* Exercise input:
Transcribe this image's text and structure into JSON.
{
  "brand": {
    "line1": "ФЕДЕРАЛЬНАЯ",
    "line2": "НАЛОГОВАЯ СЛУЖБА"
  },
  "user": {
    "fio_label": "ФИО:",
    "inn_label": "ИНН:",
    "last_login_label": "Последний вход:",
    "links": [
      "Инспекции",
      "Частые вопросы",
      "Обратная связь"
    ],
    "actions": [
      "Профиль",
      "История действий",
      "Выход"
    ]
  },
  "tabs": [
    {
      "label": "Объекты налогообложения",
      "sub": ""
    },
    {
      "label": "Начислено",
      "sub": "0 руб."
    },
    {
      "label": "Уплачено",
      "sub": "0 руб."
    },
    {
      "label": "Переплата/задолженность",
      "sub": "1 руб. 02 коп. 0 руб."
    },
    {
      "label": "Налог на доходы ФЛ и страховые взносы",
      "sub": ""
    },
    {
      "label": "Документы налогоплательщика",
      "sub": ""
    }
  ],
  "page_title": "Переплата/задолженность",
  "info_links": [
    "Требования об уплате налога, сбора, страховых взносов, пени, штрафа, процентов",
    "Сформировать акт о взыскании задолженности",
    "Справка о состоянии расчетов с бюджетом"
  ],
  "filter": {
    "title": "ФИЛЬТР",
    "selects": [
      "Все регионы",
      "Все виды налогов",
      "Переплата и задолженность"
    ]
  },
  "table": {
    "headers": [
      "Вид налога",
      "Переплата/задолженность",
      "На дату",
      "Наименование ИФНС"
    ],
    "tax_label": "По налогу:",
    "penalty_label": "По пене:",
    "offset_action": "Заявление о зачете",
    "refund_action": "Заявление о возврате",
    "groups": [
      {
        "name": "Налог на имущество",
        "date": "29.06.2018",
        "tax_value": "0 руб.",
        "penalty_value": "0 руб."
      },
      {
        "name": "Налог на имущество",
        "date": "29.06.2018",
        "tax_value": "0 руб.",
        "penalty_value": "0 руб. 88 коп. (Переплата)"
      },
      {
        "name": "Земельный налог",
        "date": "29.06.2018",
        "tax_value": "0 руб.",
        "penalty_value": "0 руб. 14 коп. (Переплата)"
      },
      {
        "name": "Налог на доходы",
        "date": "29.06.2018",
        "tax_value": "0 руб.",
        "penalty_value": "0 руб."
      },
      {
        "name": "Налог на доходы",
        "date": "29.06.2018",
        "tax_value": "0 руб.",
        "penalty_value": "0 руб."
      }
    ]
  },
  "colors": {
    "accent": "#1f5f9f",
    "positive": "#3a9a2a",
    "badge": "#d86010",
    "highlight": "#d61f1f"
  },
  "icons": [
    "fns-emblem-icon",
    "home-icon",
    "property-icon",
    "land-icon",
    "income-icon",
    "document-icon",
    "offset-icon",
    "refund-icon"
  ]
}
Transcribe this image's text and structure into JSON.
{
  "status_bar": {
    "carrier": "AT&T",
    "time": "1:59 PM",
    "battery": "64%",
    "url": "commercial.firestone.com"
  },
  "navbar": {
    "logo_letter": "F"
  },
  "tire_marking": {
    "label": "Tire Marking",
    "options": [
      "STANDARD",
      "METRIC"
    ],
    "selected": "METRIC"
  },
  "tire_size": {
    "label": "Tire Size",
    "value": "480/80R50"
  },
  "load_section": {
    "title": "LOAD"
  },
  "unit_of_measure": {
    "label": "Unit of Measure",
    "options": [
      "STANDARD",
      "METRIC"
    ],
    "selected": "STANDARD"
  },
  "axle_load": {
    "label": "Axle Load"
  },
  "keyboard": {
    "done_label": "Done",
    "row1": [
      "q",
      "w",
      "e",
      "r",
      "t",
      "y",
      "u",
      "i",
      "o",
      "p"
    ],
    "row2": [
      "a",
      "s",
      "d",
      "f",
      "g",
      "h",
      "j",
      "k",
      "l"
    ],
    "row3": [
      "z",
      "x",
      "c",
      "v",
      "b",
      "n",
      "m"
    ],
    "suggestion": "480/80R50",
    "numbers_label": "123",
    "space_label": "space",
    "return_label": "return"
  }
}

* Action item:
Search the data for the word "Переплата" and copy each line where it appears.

* Result:
      "label": "Переплата/задолженность",
  "page_title": "Переплата/задолженность",
      "Переплата и задолженность"
      "Переплата/задолженность",
        "penalty_value": "0 руб. 88 коп. (Переплата)"
        "penalty_value": "0 руб. 14 коп. (Переплата)"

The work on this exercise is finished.